  • Not itching where it scratched. The big issue however, was that the trainers “did not itch where it scratched.” They talked about the things that were really important to the trainers, not what was really important to the students.

Most of the students were nominal Christians or immature Christians. They were raised with a globalistic, pluralistic perspective, and this background left many of them confused about what they believe and how they should live their lives. The students needed help, not just another person with limited perspective preaching at them. The spiritual training actually shifted a lot of students from, loosely speaking, Christian, to Agnostic. some even became interested in other religions. (When annoying people say something is bad, that something becomes more appealing.)

Actually, I don’t really blame the church. I don’t expect a church to be competent to train teenagers who have already become rather disillusioned by religion. But the school should have known better. The leadership of the school had no denominational or theological affiliation with that church. They said YES to the church helping simply because it made their own lives easier, not having to develop a spiritual formation curriculum or a set of trainers themselves.

This story is a caution to me. I have seen many a teacher/trainer who has led people astray. Sometimes it is with bad example, but often it is just by making the Gospel so unappealing, that a different ‘gospel’ looks better… or even no gospel at all.

This story also reminds me of two passages of Scripture, and they serve as a caution to me:

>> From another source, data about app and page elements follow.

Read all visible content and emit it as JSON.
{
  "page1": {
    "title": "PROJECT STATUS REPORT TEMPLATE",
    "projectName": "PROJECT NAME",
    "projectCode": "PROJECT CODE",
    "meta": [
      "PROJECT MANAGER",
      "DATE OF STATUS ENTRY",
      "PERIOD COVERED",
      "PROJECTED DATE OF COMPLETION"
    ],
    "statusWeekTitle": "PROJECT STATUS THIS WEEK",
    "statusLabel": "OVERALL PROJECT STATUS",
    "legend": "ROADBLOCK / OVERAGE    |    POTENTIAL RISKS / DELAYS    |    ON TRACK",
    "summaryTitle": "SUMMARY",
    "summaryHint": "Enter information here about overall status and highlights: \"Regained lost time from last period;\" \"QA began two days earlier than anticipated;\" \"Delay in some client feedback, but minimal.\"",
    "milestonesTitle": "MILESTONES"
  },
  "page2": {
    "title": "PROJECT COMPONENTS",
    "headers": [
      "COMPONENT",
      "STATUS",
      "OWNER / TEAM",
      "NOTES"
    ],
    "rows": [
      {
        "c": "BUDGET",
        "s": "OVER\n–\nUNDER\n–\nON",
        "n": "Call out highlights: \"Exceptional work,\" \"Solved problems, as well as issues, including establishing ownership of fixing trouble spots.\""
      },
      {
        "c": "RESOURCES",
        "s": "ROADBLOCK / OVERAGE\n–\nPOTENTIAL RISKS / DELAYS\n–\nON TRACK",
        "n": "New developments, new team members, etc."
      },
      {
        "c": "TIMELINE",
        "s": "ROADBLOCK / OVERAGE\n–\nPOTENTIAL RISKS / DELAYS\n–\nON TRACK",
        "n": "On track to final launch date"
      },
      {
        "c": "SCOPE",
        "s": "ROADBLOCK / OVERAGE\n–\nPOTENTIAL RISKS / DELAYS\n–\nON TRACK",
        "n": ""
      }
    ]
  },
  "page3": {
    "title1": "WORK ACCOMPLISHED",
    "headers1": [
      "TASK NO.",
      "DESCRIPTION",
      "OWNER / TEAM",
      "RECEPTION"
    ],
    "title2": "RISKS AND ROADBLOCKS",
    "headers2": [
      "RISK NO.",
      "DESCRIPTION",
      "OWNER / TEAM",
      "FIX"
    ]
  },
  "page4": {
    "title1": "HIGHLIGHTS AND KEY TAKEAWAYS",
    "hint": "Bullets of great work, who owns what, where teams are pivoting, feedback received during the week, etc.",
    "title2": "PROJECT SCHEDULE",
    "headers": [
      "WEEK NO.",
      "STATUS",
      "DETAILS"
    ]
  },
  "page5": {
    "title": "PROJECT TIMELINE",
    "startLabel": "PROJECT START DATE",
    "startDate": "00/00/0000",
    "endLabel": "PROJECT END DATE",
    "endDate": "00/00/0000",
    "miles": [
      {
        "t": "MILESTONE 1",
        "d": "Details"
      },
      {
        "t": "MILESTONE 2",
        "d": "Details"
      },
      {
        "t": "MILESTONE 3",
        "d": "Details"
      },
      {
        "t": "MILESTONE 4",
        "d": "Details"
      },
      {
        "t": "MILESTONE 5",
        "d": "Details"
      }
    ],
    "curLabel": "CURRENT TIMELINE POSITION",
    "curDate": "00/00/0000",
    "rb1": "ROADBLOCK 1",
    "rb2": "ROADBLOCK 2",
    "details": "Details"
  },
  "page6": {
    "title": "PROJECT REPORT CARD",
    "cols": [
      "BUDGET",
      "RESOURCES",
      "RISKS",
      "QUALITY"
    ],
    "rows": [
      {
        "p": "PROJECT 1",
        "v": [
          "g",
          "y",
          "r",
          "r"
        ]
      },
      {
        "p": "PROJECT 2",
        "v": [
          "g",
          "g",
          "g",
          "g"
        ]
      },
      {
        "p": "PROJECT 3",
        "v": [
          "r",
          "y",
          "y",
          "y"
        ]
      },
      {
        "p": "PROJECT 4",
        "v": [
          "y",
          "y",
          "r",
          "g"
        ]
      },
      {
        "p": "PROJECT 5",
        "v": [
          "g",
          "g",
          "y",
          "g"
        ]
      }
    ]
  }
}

And whoever welcomes a little child like this in My name welcomes Me. But if anyone causes one of these little ones who believe in Me to stumble, it would be better for him to have a large millstone hung around his neck and to be drowned in the depths of the sea.  -Matthew 18:5-6

Not many of you should become teachers, my brothers, for you know that we who teach will be judged with greater strictness.  James 3:1

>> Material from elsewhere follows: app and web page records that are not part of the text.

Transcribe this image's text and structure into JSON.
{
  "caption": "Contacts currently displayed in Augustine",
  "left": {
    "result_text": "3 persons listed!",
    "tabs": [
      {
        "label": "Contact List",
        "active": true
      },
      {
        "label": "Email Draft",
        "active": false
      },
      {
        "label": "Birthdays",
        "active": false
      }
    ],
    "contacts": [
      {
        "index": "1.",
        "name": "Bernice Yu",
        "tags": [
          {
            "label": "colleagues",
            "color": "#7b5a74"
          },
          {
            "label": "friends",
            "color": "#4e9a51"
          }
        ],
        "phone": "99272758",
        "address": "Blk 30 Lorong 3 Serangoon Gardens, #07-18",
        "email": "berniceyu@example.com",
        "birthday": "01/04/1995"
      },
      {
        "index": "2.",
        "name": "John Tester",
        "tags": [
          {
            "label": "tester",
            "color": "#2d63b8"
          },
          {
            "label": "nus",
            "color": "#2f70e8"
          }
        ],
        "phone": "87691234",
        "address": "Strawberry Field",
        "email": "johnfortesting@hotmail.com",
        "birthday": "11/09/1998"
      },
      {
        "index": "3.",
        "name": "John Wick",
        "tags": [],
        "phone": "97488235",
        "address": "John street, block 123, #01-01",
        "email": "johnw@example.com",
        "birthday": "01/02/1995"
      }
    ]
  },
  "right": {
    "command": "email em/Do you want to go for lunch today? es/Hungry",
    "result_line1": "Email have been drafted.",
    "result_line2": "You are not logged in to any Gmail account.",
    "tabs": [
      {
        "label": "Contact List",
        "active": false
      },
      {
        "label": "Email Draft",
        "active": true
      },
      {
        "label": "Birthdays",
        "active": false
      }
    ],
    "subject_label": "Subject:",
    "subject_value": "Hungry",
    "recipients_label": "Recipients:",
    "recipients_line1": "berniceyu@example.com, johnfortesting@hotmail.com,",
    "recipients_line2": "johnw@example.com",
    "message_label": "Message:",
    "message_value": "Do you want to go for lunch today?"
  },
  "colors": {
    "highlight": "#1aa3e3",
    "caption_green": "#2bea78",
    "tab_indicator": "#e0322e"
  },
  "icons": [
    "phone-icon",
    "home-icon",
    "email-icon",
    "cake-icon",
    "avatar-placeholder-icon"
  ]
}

Missions Starts in the Home

Missions is an educational pursuit.  Consider the verses Deut 6:4-9

“Hear, O Israel: The LORD our God, the LORD is one. Love the LORD your God with all your heart and with all your soul and with all your strength. These commandments that I give you today are to be upon your hearts. Impress them on your children. Talk about them when you sit at home and when you walk along the road, when you lie down and when you get up. Tie them as symbols on your hands and bind them on your foreheads. Write them on the doorframes of your houses and on your gates.”

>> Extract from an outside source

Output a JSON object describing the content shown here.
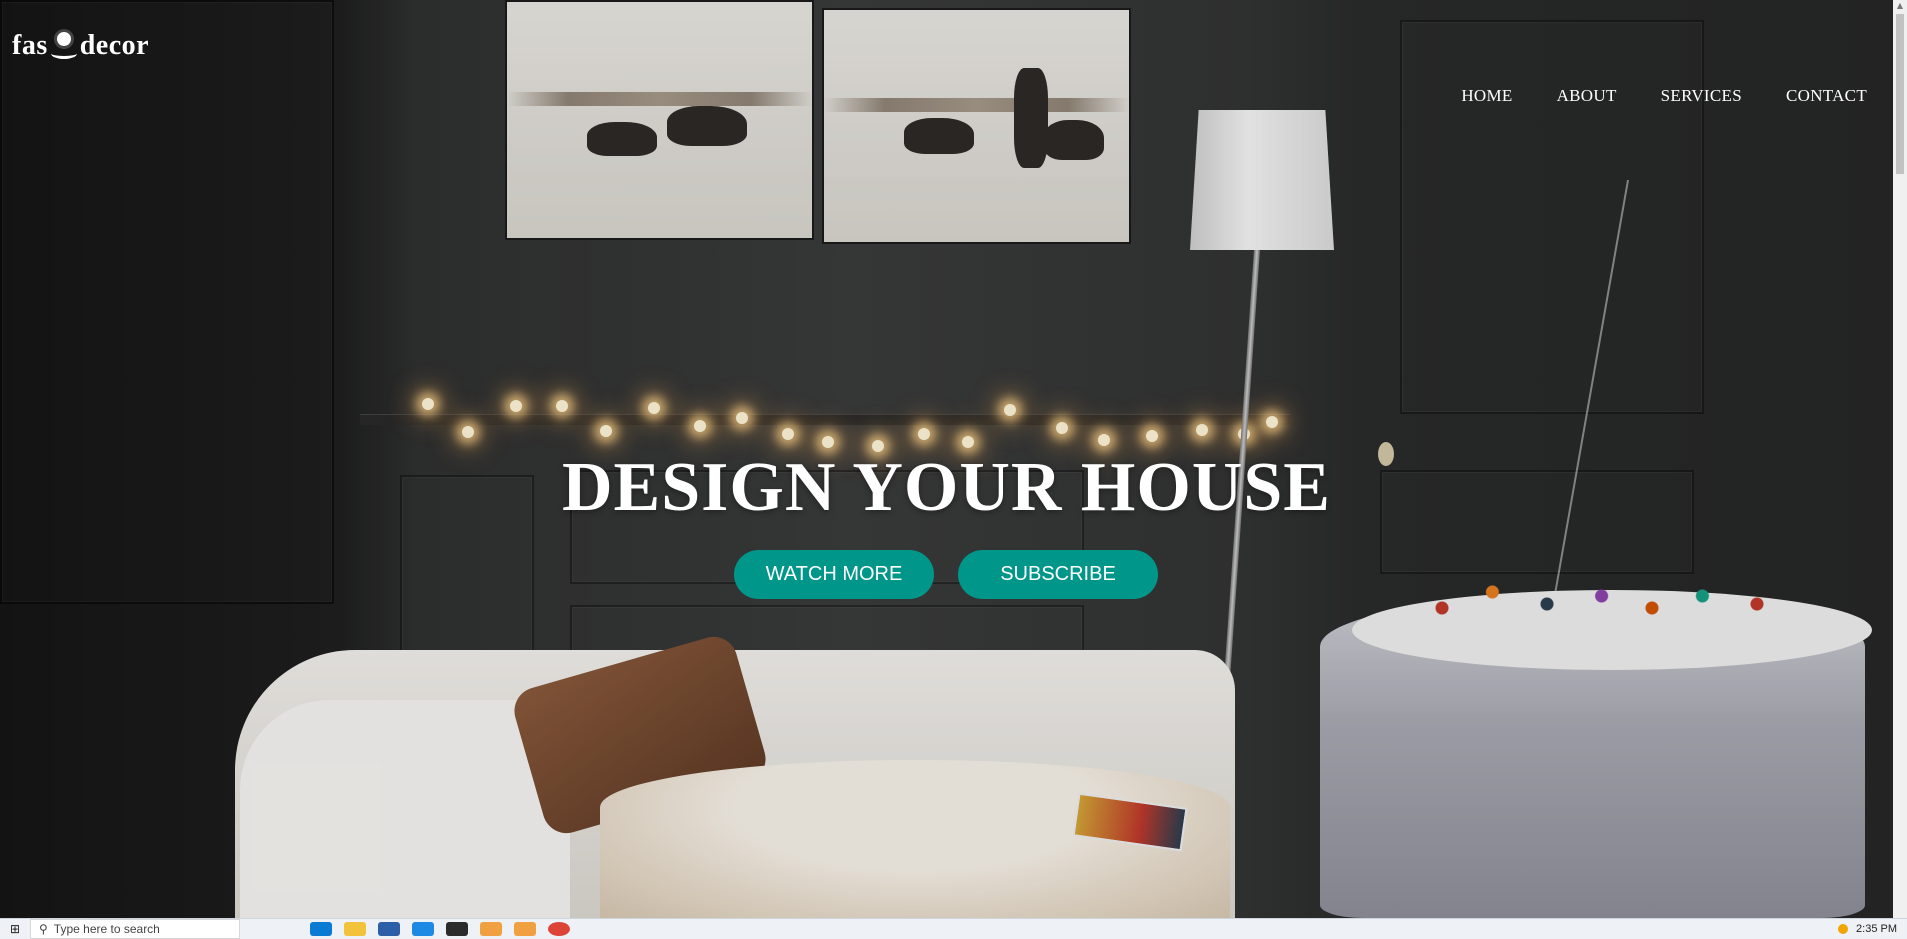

I have no interest in trying to do a solid exegesis of this passage, but consider the wording and the imagery and see how it connects with a number of topics in eduction theory.  Consider the following:

Systems of Learning:

Feeling:   Love God with all your heart

Thinking:   Love God with all your soul (mind)

Doing:   Love God with all your strength

Modes of Learning:

Auditory:   Hear, O Israel, Talk about them

Visual:   Symbols, Write them

Tactile/Kinesthetic:   Impress them, tie them, bind them When                     sitting/walking

Learning Theories

Cognitive Information:  God is one. Talk about it. Memorize Commands.

Behavioral Behavior: Mark head, hands, and doors as reminders. Obey commands

Humanistic Feelings/Values: Change value system. Have individualized instruction and incorporate it with everyday behavior. Express Love.

The Christian educator needs to integrate knowledge, values, attitudes, skills in such a way that the learner will have a change of heart, head, and hands. Creative teaching is a must to reach out effectively to all learners. Use multi-media for instruction. Recognize that learning is not just knowledge, not just understanding, not just skills, but values and attitudes as well.